    Shane Lechler is still one of the best punters in the league. The native Texan and former Texas A&M Aggie will turn 38 years old before the season starts but is still getting the job done. Lechler ranked fifth last season in average yards per punt and third in total punts downed inside the 20-yard line.

    That's where the positives end for the special teams last season.

    Randy Bullock made just 74.3 percent of his field-goal attempts last season which was the second-worst percentage in the league; Oakland Raiders kicker Sebastian Janikowski had the worst percentage. Bullock was even worse during late-game situations and on field goals 40 yards or longer.

    The former fifth-round draft pick made just 70.6 percent of his kicks between 40-49 yards (12 for 17) and made only 20 percent of his kicks 50 yards or longer.

    The Texans brought in former Rice kicker Chris Boswell as an undrafted free agent to possibly compete with Bullock. I don't think the plan as of now is to give Boswell the job but instead to have him push and pressure Bullock to see how he responds.

    I like the idea of putting Bullock in a competition to see how he handles the pressure after he often cracked under it last season. Hopefully if he wins the competition it will mean he's become a tougher player and is better equipped to handle the late game situations. If he does crumble, then you have his replacement on the roster.

    The Texans coverage and return teams also had issues last season which eventually got longtime coordinator Joe Marciano fired.

    Return man Keshawn Martin had an average season but wasn't great.
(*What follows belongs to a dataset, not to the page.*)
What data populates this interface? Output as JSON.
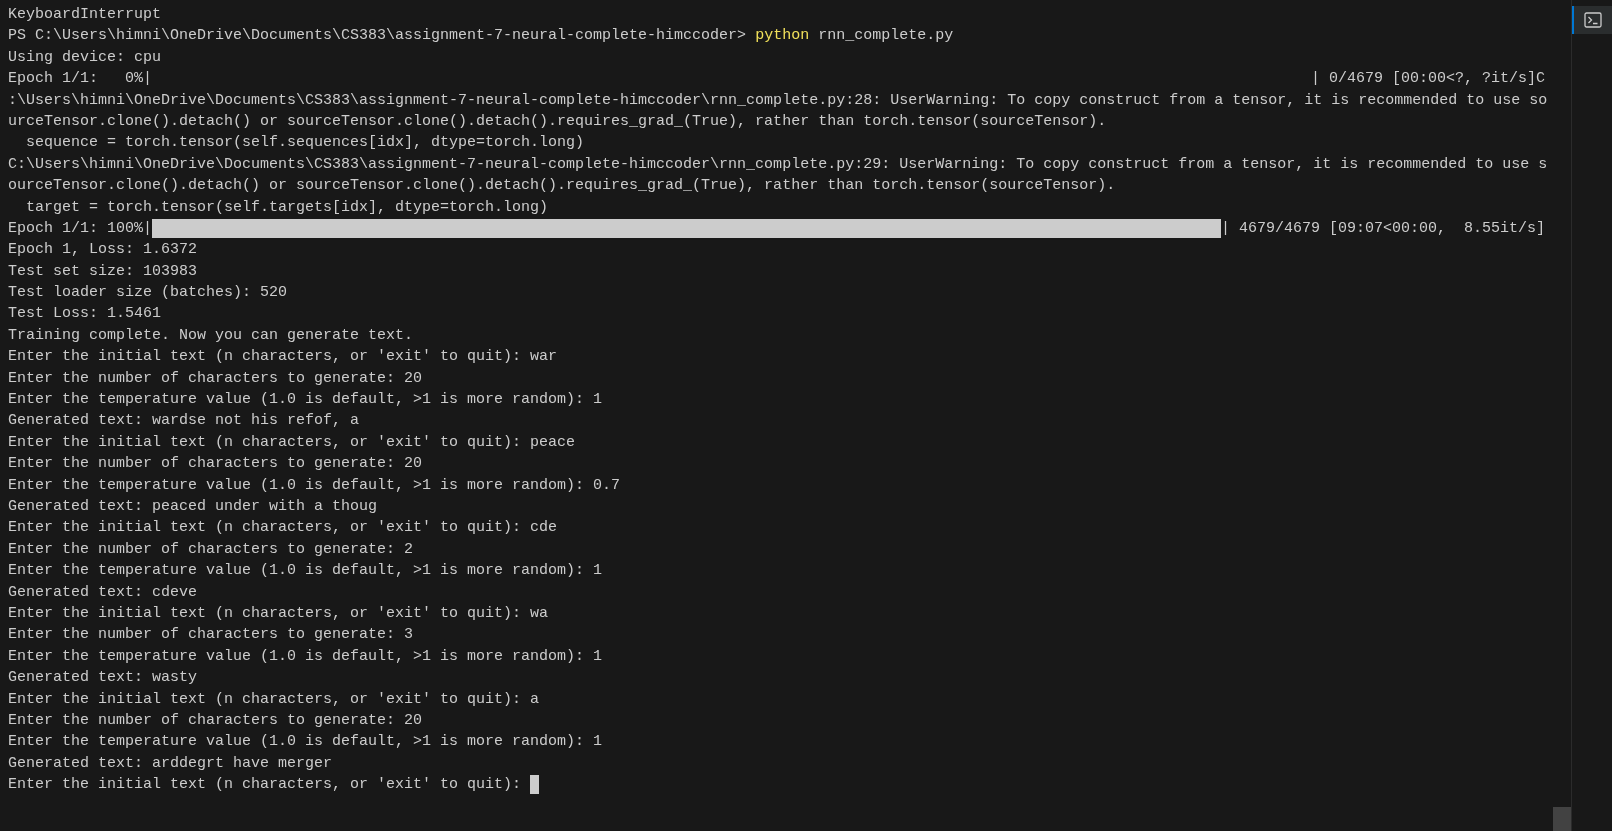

Martin finished ninth in yards per kick return and 18th in yards per punt return in 2013. Rookie Andre Hal is an experienced return man and may get a shot at the job.

    Some of the Texans draft picks have experience on special teams which should help their return coverage. Fullback Jay Prosch and Lonnie Ballentine specifically I think will have an impact.